The Association of Flight Attendants (AFA-CWA) has described the pay deal as an ‘insult’ and suggested that its members at Spirit are now earning ‘poverty wages’.
If flight attendants were to accept the pay offer, AFA claims its members would be earning mere ‘pennies more’ than fellow flight attendants at rival low-cost carrier Frontier and far less than flight attendants at jetBlue which is hoping to acquire Spirit.
Spirit last ratified a collective bargaining agreement with its flight attendants back in 2016, but the flight attendant union claims the airline is now only willing to offer a pay rise of 7 percent on average.
This year alone, AFA reports that inflation has soared more than 23 percent meaning that flight attendants will, in real terms, be out of pocket if they accept the pay offer.
In fact, entry-level flight attendants will benefit from the biggest rise (around 21 percent) under Spirit’s proposed new hourly pay rates, whilst most flight attendants who have been with the airline for a few years would only see a 5 percent increase in their wages.
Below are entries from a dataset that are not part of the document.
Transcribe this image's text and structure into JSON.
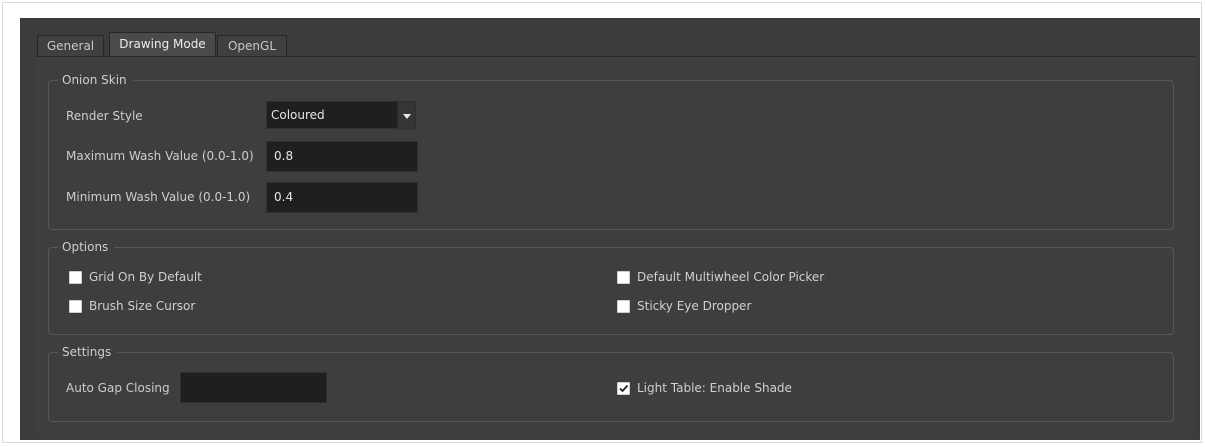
{
  "tabs": [
    {
      "label": "General"
    },
    {
      "label": "Drawing Mode"
    },
    {
      "label": "OpenGL"
    }
  ],
  "active_tab": "Drawing Mode",
  "onion_skin": {
    "title": "Onion Skin",
    "render_style_label": "Render Style",
    "render_style_value": "Coloured",
    "max_wash_label": "Maximum Wash Value (0.0-1.0)",
    "max_wash_value": "0.8",
    "min_wash_label": "Minimum Wash Value (0.0-1.0)",
    "min_wash_value": "0.4"
  },
  "options": {
    "title": "Options",
    "grid_on_label": "Grid On By Default",
    "grid_on_checked": false,
    "brush_size_label": "Brush Size Cursor",
    "brush_size_checked": false,
    "multiwheel_label": "Default Multiwheel Color Picker",
    "multiwheel_checked": false,
    "sticky_eye_label": "Sticky Eye Dropper",
    "sticky_eye_checked": false
  },
  "settings": {
    "title": "Settings",
    "auto_gap_label": "Auto Gap Closing",
    "auto_gap_value": "",
    "light_table_label": "Light Table: Enable Shade",
    "light_table_checked": true
  },
  "colors": {
    "panel_bg": "#3c3c3c",
    "field_bg": "#1f1f1f",
    "checkbox_bg": "#ffffff"
  }
}
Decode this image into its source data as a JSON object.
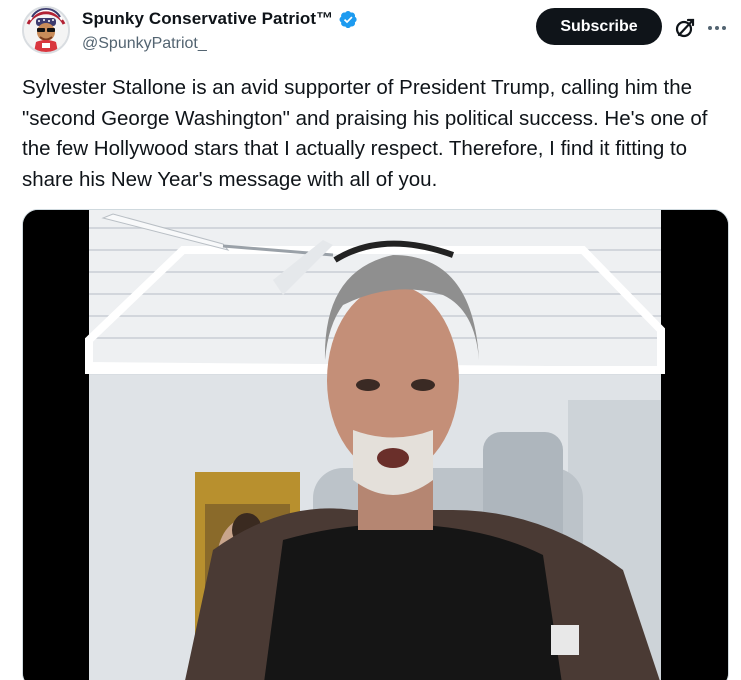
{
  "tweet": {
    "display_name": "Spunky Conservative Patriot™",
    "handle": "@SpunkyPatriot_",
    "subscribe_label": "Subscribe",
    "text": "Sylvester Stallone is an avid supporter of President Trump, calling him the \"second George Washington\" and praising his political success. He's one of the few Hollywood stars that I actually respect. Therefore, I find it fitting to share his New Year's message with all of you."
  },
  "icons": {
    "verified": "verified-badge-icon",
    "grok": "grok-icon",
    "more": "more-options-icon"
  },
  "colors": {
    "text": "#0f1419",
    "secondary_text": "#536471",
    "verified_blue": "#1d9bf0",
    "subscribe_bg": "#0f1419"
  }
}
“The company’s proposal to us does not even meet the most recent cost-of-living increases,” the union complained in a recent memo to flight attendants as it called on members to wear green ribbons on their uniforms as a symbol of solidarity against the airline’s proposal.
In return for a pay rise, Spirit wants flight attendants to accept an end to ‘schedule integrity’ which means that the airline would be allowed to change rostered flights at a moment’s notice up to 36 times in a year.
Labor relations between Spirit and its own flight attendants have been sour for months and in April, flight attendants picketed the airline at airports across the United States over what they called “blatant contract violations”.
The union claims a series of embarrassing operational meltdowns were only resolved by Spirit management after flight attendants took to picketing the airline.
Contract negotiations are set to restart on September 27, but in the meantime, flight attendants are being encouraged to bombard management with messages about how bad their proposed and ‘final’ offer is.
The union does, though, have a word of warning for its members: “Although you may be upset, please be respectful and mindful that your message is going to be read by another human being.”
Mateusz Maszczynski honed his skills as an international flight attendant at the most prominent airline in the Middle East and has been flying throughout the COVID-19 pandemic for a well-known European airline. Matt is passionate about the aviation industry and has become an expert in passenger experience and human-centric stories. Always keeping an ear close to the ground, Matt's industry insights, analysis and news coverage is frequently relied upon by some of the biggest names in journalism.